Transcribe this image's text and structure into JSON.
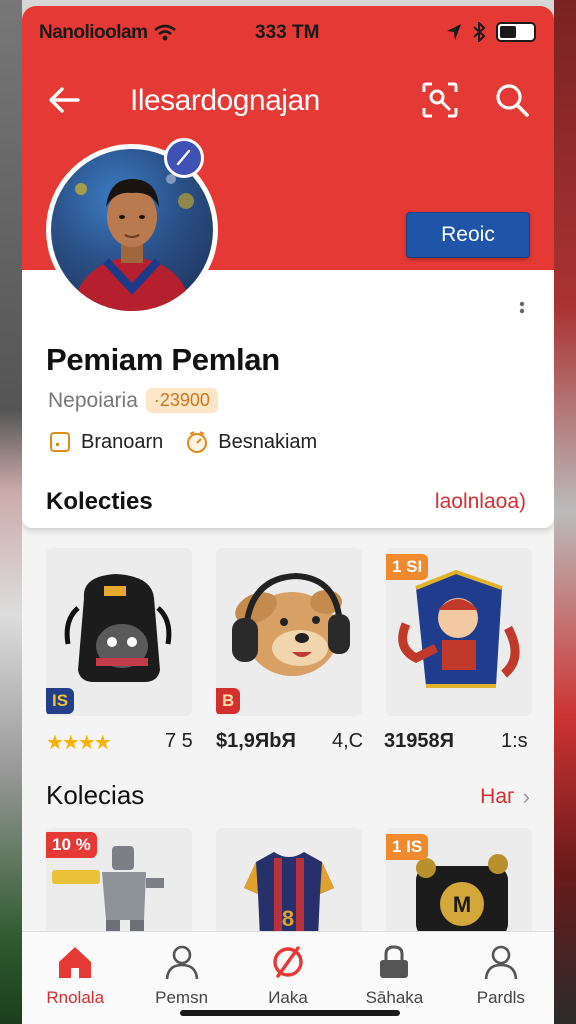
{
  "status_bar": {
    "carrier": "Nanolioolam",
    "time": "333 TM"
  },
  "app_bar": {
    "title": "Ilesardognajan",
    "back_icon": "arrow-left-icon",
    "qr_icon": "qr-scan-icon",
    "search_icon": "search-icon"
  },
  "profile": {
    "name": "Pemiam Pemlan",
    "subtitle": "Nepoiaria",
    "points": "·23900",
    "follow_label": "Reoic",
    "meta": [
      {
        "icon": "square-icon",
        "label": "Branoarn"
      },
      {
        "icon": "clock-icon",
        "label": "Besnakiam"
      }
    ]
  },
  "section1": {
    "title": "Kolecties",
    "link": "laolnlaoa)",
    "items": [
      {
        "name": "backpack",
        "tag": "IS"
      },
      {
        "name": "bear-headphones",
        "tag": "B"
      },
      {
        "name": "mascot-flag",
        "tag": "1 SI"
      }
    ],
    "prices": {
      "stars": "★★★★",
      "v1": "7 5",
      "v2": "$1,9ЯbЯ",
      "v3": "4,C",
      "v4": "31958Я",
      "v5": "1:s"
    }
  },
  "section2": {
    "title": "Kolecias",
    "link": "Haг",
    "items": [
      {
        "name": "figure",
        "tag": "10 %"
      },
      {
        "name": "jersey",
        "tag": ""
      },
      {
        "name": "gift-box",
        "tag": "1 IS"
      }
    ]
  },
  "bottom_nav": [
    {
      "label": "Rnolala",
      "icon": "home-icon",
      "active": true
    },
    {
      "label": "Pemsn",
      "icon": "person-icon",
      "active": false
    },
    {
      "label": "Иaka",
      "icon": "forbidden-icon",
      "active": false
    },
    {
      "label": "Sāhaka",
      "icon": "lock-icon",
      "active": false
    },
    {
      "label": "Pardls",
      "icon": "person-icon",
      "active": false
    }
  ],
  "colors": {
    "header_red": "#e53935",
    "follow_blue": "#1e55a8",
    "accent_red": "#d32f2f"
  }
}
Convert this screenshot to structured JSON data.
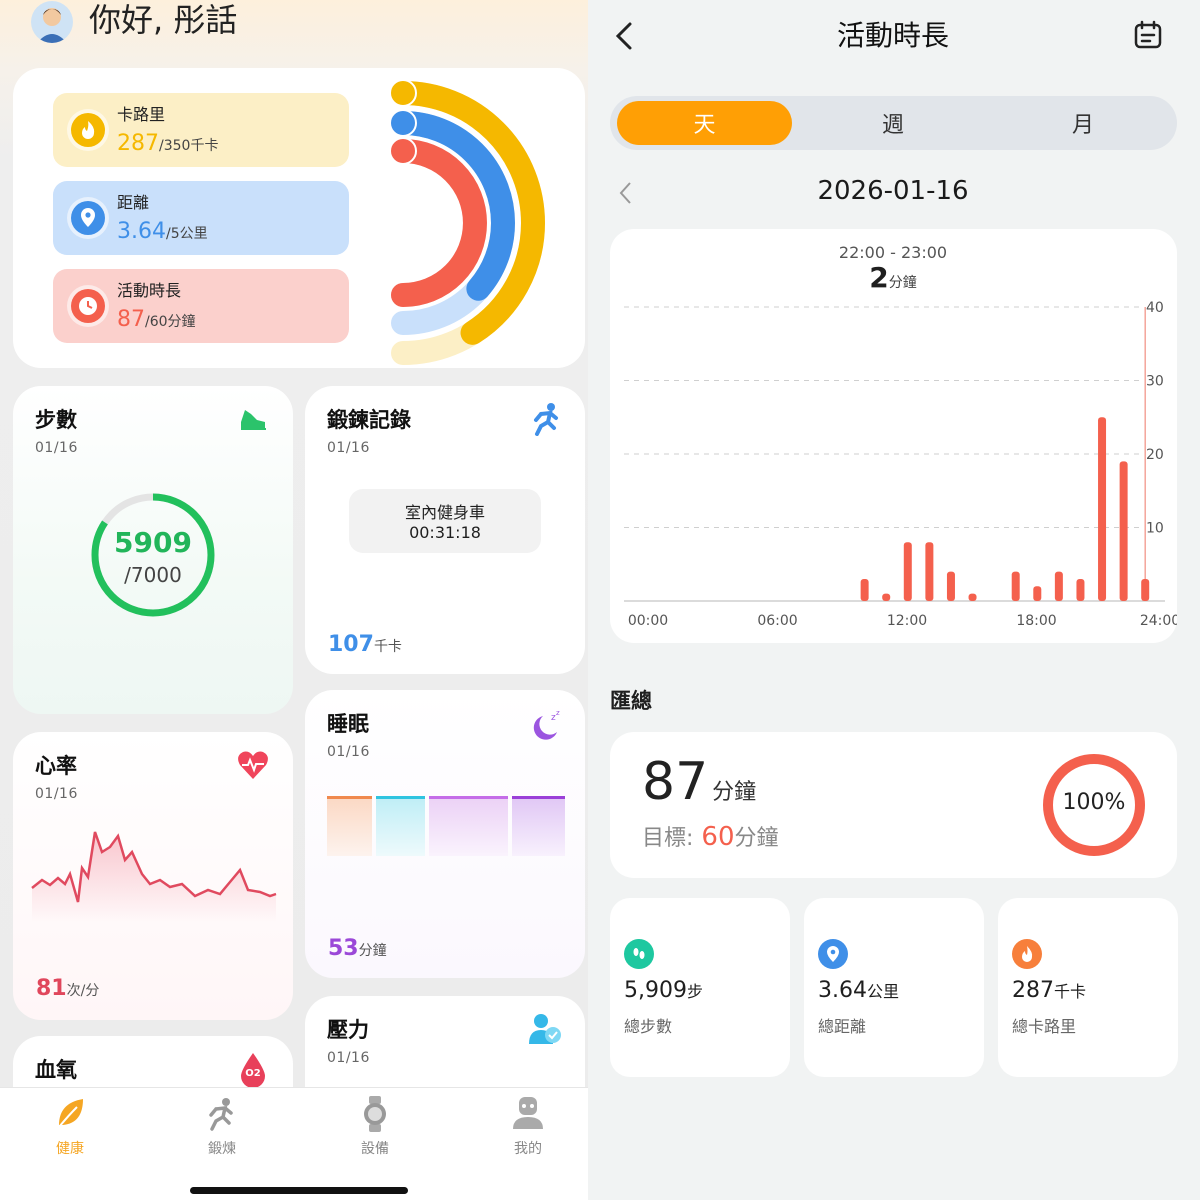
{
  "greeting": "你好, 彤話",
  "rings": [
    {
      "label": "卡路里",
      "value": "287",
      "target": "/350千卡",
      "color": "#f5b800",
      "bg": "#fcefc6",
      "progress": 0.82
    },
    {
      "label": "距離",
      "value": "3.64",
      "target": "/5公里",
      "color": "#3f8fe8",
      "bg": "#c9e0fb",
      "progress": 0.728
    },
    {
      "label": "活動時長",
      "value": "87",
      "target": "/60分鐘",
      "color": "#f4604d",
      "bg": "#fbd0cc",
      "progress": 1.0
    }
  ],
  "steps": {
    "title": "步數",
    "date": "01/16",
    "value": "5909",
    "goal": "/7000",
    "progress": 0.844
  },
  "workout": {
    "title": "鍛鍊記錄",
    "date": "01/16",
    "activity": "室內健身車",
    "duration": "00:31:18",
    "kcal": "107",
    "kcal_unit": "千卡"
  },
  "heart": {
    "title": "心率",
    "date": "01/16",
    "value": "81",
    "unit": "次/分"
  },
  "sleep": {
    "title": "睡眠",
    "date": "01/16",
    "value": "53",
    "unit": "分鐘"
  },
  "spo2": {
    "title": "血氧",
    "badge": "O2"
  },
  "stress": {
    "title": "壓力",
    "date": "01/16"
  },
  "nav": [
    {
      "label": "健康",
      "color": "#f5a623"
    },
    {
      "label": "鍛煉",
      "color": "#888888"
    },
    {
      "label": "設備",
      "color": "#888888"
    },
    {
      "label": "我的",
      "color": "#888888"
    }
  ],
  "detail": {
    "title": "活動時長",
    "tabs": [
      "天",
      "週",
      "月"
    ],
    "active_tab": "天",
    "date": "2026-01-16",
    "tooltip_range": "22:00 - 23:00",
    "tooltip_value": "2",
    "tooltip_unit": "分鐘",
    "summary_heading": "匯總",
    "total": "87",
    "total_unit": "分鐘",
    "goal_label": "目標:",
    "goal_value": "60",
    "goal_unit": "分鐘",
    "percent": "100%",
    "stats": [
      {
        "value": "5,909",
        "unit": "步",
        "label": "總步數",
        "color": "#1ec8a0"
      },
      {
        "value": "3.64",
        "unit": "公里",
        "label": "總距離",
        "color": "#3f8fe8"
      },
      {
        "value": "287",
        "unit": "千卡",
        "label": "總卡路里",
        "color": "#f77f3b"
      }
    ]
  },
  "chart_data": {
    "type": "bar",
    "x": [
      10,
      11,
      12,
      13,
      14,
      15,
      17,
      18,
      19,
      20,
      21,
      22,
      23
    ],
    "values": [
      3,
      1,
      8,
      8,
      4,
      1,
      4,
      2,
      4,
      3,
      25,
      19,
      3
    ],
    "highlight_x": 23,
    "ylim": [
      0,
      40
    ],
    "yticks": [
      10,
      20,
      30,
      40
    ],
    "xticks": [
      "00:00",
      "06:00",
      "12:00",
      "18:00",
      "24:00"
    ],
    "grid": true,
    "bar_color": "#f4604d"
  }
}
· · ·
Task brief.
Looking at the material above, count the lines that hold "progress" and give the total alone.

Response for this exercise.
4